[Required work]: Every line below that has "badge" in it should be copied.

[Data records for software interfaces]
+ + + + + + +
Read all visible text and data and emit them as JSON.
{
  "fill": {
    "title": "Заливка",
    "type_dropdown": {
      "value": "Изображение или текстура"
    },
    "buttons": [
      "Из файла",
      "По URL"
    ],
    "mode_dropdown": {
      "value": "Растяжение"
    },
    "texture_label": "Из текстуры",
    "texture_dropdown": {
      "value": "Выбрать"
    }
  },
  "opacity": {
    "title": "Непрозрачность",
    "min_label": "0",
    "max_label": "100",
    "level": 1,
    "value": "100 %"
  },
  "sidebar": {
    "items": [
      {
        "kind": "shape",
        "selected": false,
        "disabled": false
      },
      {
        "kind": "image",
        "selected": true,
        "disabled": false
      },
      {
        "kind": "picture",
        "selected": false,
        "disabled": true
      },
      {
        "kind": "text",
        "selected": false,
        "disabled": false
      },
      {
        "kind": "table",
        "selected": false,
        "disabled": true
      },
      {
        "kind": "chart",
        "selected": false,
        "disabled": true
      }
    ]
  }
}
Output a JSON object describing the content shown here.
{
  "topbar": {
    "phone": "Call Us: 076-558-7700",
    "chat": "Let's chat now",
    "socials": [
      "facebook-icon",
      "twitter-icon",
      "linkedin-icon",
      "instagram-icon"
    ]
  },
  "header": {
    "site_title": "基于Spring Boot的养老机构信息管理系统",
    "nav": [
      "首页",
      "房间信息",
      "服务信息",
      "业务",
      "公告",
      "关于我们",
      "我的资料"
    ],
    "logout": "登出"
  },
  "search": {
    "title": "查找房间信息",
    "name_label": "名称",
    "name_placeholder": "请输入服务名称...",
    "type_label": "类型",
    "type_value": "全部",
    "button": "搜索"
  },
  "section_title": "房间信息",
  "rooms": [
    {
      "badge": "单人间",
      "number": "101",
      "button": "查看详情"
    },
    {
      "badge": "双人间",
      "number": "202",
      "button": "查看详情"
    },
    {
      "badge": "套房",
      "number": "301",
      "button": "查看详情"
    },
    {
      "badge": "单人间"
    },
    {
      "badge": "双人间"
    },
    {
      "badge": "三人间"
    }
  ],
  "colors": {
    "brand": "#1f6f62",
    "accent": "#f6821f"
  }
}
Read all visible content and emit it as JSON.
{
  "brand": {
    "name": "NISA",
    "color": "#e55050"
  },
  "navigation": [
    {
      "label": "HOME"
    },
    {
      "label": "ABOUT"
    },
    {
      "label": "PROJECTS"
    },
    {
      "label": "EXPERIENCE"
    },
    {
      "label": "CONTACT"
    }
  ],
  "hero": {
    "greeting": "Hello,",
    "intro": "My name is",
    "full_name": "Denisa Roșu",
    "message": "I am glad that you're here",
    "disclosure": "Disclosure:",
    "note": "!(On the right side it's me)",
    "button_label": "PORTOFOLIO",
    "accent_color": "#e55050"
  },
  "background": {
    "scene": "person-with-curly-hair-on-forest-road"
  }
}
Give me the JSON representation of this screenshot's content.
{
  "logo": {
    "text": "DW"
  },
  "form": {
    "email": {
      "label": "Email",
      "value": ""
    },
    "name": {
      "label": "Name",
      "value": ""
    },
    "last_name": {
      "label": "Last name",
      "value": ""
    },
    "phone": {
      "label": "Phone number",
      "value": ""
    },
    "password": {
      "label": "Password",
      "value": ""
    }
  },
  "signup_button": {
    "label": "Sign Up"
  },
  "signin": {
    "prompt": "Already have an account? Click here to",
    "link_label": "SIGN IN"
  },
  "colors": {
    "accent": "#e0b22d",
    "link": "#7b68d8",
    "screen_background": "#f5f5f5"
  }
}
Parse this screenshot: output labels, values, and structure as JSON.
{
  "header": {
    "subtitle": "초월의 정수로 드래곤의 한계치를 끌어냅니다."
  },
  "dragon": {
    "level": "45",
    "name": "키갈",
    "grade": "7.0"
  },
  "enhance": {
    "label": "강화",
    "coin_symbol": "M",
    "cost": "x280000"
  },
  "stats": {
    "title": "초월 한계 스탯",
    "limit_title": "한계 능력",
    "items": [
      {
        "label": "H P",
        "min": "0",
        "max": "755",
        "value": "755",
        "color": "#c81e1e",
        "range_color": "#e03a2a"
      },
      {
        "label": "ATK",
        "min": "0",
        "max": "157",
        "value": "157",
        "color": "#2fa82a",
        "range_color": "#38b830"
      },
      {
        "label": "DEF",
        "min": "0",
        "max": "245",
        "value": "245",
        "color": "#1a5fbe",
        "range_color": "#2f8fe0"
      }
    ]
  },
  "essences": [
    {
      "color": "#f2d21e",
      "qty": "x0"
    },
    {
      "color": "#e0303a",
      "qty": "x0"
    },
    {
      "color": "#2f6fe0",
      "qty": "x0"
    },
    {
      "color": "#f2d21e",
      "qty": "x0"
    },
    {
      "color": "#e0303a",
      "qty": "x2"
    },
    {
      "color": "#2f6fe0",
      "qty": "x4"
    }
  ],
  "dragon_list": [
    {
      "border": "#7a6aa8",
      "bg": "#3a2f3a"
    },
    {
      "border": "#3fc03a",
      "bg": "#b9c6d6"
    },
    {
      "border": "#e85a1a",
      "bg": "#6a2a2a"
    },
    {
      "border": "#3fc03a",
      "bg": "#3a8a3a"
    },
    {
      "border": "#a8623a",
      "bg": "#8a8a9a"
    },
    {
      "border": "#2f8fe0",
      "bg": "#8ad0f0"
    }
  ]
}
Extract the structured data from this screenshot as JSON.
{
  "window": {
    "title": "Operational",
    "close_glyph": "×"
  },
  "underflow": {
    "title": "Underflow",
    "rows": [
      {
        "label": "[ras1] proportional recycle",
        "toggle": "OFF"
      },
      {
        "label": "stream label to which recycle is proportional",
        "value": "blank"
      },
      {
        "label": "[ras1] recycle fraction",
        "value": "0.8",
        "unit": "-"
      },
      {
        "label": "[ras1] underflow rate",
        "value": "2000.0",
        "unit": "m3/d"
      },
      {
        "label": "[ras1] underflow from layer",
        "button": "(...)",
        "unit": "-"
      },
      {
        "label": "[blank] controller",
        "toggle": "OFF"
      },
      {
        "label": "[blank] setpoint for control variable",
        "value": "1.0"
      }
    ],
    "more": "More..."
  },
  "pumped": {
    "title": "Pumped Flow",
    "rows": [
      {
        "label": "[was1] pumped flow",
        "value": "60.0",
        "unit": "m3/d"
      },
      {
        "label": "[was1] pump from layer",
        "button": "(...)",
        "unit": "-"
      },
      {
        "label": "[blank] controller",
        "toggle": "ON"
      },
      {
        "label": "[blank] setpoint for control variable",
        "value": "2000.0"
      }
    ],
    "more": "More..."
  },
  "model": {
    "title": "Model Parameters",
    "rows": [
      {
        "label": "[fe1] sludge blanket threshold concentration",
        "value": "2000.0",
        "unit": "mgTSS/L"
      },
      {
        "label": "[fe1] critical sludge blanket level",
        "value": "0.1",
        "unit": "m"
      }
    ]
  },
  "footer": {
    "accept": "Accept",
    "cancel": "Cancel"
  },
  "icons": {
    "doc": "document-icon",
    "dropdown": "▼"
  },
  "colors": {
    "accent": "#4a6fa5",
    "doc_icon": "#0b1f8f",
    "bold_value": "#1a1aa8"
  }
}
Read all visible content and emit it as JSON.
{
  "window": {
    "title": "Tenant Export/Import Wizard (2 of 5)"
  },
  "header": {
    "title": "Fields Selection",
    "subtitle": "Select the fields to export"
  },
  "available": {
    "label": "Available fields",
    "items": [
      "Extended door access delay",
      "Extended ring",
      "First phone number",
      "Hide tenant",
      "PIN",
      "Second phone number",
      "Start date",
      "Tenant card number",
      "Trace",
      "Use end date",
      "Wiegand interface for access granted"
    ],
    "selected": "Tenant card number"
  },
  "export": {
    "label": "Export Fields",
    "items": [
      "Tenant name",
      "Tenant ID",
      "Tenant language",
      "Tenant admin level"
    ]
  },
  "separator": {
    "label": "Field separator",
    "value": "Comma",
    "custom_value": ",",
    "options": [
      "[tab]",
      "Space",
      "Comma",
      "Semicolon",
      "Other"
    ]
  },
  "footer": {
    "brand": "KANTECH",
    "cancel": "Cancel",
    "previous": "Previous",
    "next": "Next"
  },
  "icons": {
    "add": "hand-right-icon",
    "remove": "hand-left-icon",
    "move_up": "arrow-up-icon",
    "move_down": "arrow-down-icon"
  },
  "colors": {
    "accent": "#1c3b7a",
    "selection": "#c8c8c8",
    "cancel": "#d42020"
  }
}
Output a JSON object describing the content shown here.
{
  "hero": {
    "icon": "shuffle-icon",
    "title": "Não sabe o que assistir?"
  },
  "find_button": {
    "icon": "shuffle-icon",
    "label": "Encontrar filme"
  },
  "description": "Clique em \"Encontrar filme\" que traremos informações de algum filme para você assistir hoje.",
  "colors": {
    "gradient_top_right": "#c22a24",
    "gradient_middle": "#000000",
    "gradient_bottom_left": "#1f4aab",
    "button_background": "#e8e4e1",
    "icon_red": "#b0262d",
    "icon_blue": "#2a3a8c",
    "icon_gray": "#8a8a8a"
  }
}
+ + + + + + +
[Answer space]:
      "badge": "单人间",
      "badge": "双人间",
      "badge": "套房",
      "badge": "单人间"
      "badge": "双人间"
      "badge": "三人间"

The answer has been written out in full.